What you should do: Restate the entries word for word, omitting nothing.

[Website and app data records]
________________________________________

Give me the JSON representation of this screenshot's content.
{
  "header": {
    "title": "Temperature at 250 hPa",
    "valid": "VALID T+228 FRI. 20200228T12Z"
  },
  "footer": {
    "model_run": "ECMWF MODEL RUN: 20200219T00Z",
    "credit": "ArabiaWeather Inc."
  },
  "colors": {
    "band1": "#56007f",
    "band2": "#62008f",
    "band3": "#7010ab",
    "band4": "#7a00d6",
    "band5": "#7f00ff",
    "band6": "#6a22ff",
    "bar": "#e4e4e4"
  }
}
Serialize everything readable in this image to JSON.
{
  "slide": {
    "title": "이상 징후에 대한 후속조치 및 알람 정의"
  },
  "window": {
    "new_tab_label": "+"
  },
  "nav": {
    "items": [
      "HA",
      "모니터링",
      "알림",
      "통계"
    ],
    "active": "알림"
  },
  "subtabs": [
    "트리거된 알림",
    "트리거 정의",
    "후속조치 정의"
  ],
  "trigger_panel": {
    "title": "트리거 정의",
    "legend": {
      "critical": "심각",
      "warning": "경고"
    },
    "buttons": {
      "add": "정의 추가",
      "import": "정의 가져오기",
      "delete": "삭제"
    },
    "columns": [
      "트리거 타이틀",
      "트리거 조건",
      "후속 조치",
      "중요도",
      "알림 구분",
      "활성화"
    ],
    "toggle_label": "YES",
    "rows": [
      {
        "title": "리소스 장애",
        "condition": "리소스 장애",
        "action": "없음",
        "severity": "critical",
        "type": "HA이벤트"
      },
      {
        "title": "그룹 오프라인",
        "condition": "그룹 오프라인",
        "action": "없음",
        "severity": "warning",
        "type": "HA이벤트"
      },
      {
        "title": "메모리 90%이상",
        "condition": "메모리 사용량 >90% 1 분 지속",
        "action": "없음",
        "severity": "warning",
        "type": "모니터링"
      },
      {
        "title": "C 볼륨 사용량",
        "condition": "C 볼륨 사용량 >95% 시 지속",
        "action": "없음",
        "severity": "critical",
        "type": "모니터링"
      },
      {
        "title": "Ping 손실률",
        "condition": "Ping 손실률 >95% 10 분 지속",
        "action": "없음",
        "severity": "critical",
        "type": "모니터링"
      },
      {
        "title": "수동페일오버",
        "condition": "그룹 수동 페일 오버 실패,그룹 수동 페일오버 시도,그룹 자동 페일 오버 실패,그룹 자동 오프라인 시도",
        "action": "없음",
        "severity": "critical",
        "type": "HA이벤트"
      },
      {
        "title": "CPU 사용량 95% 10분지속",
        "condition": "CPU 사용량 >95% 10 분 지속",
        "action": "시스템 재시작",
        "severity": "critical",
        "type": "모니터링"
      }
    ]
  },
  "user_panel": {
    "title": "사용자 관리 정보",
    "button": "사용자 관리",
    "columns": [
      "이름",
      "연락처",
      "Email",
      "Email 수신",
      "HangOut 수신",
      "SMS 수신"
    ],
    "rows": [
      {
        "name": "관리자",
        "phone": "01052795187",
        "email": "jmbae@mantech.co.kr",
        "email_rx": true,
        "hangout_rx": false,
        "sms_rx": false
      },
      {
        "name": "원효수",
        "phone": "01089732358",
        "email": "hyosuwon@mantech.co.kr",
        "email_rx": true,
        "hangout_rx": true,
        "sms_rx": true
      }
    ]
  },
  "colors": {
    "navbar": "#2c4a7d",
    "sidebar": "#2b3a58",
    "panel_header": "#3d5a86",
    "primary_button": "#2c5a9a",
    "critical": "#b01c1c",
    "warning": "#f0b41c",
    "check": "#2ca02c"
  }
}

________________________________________

Result for this task:
Give me the JSON representation of this screenshot's content.
{
  "header": {
    "title": "Temperature at 250 hPa",
    "valid": "VALID T+228 FRI. 20200228T12Z"
  },
  "footer": {
    "model_run": "ECMWF MODEL RUN: 20200219T00Z",
    "credit": "ArabiaWeather Inc."
  },
  "colors": {
    "band1": "#56007f",
    "band2": "#62008f",
    "band3": "#7010ab",
    "band4": "#7a00d6",
    "band5": "#7f00ff",
    "band6": "#6a22ff",
    "bar": "#e4e4e4"
  }
}
Serialize everything readable in this image to JSON.
{
  "slide": {
    "title": "이상 징후에 대한 후속조치 및 알람 정의"
  },
  "window": {
    "new_tab_label": "+"
  },
  "nav": {
    "items": [
      "HA",
      "모니터링",
      "알림",
      "통계"
    ],
    "active": "알림"
  },
  "subtabs": [
    "트리거된 알림",
    "트리거 정의",
    "후속조치 정의"
  ],
  "trigger_panel": {
    "title": "트리거 정의",
    "legend": {
      "critical": "심각",
      "warning": "경고"
    },
    "buttons": {
      "add": "정의 추가",
      "import": "정의 가져오기",
      "delete": "삭제"
    },
    "columns": [
      "트리거 타이틀",
      "트리거 조건",
      "후속 조치",
      "중요도",
      "알림 구분",
      "활성화"
    ],
    "toggle_label": "YES",
    "rows": [
      {
        "title": "리소스 장애",
        "condition": "리소스 장애",
        "action": "없음",
        "severity": "critical",
        "type": "HA이벤트"
      },
      {
        "title": "그룹 오프라인",
        "condition": "그룹 오프라인",
        "action": "없음",
        "severity": "warning",
        "type": "HA이벤트"
      },
      {
        "title": "메모리 90%이상",
        "condition": "메모리 사용량 >90% 1 분 지속",
        "action": "없음",
        "severity": "warning",
        "type": "모니터링"
      },
      {
        "title": "C 볼륨 사용량",
        "condition": "C 볼륨 사용량 >95% 시 지속",
        "action": "없음",
        "severity": "critical",
        "type": "모니터링"
      },
      {
        "title": "Ping 손실률",
        "condition": "Ping 손실률 >95% 10 분 지속",
        "action": "없음",
        "severity": "critical",
        "type": "모니터링"
      },
      {
        "title": "수동페일오버",
        "condition": "그룹 수동 페일 오버 실패,그룹 수동 페일오버 시도,그룹 자동 페일 오버 실패,그룹 자동 오프라인 시도",
        "action": "없음",
        "severity": "critical",
        "type": "HA이벤트"
      },
      {
        "title": "CPU 사용량 95% 10분지속",
        "condition": "CPU 사용량 >95% 10 분 지속",
        "action": "시스템 재시작",
        "severity": "critical",
        "type": "모니터링"
      }
    ]
  },
  "user_panel": {
    "title": "사용자 관리 정보",
    "button": "사용자 관리",
    "columns": [
      "이름",
      "연락처",
      "Email",
      "Email 수신",
      "HangOut 수신",
      "SMS 수신"
    ],
    "rows": [
      {
        "name": "관리자",
        "phone": "01052795187",
        "email": "jmbae@mantech.co.kr",
        "email_rx": true,
        "hangout_rx": false,
        "sms_rx": false
      },
      {
        "name": "원효수",
        "phone": "01089732358",
        "email": "hyosuwon@mantech.co.kr",
        "email_rx": true,
        "hangout_rx": true,
        "sms_rx": true
      }
    ]
  },
  "colors": {
    "navbar": "#2c4a7d",
    "sidebar": "#2b3a58",
    "panel_header": "#3d5a86",
    "primary_button": "#2c5a9a",
    "critical": "#b01c1c",
    "warning": "#f0b41c",
    "check": "#2ca02c"
  }
}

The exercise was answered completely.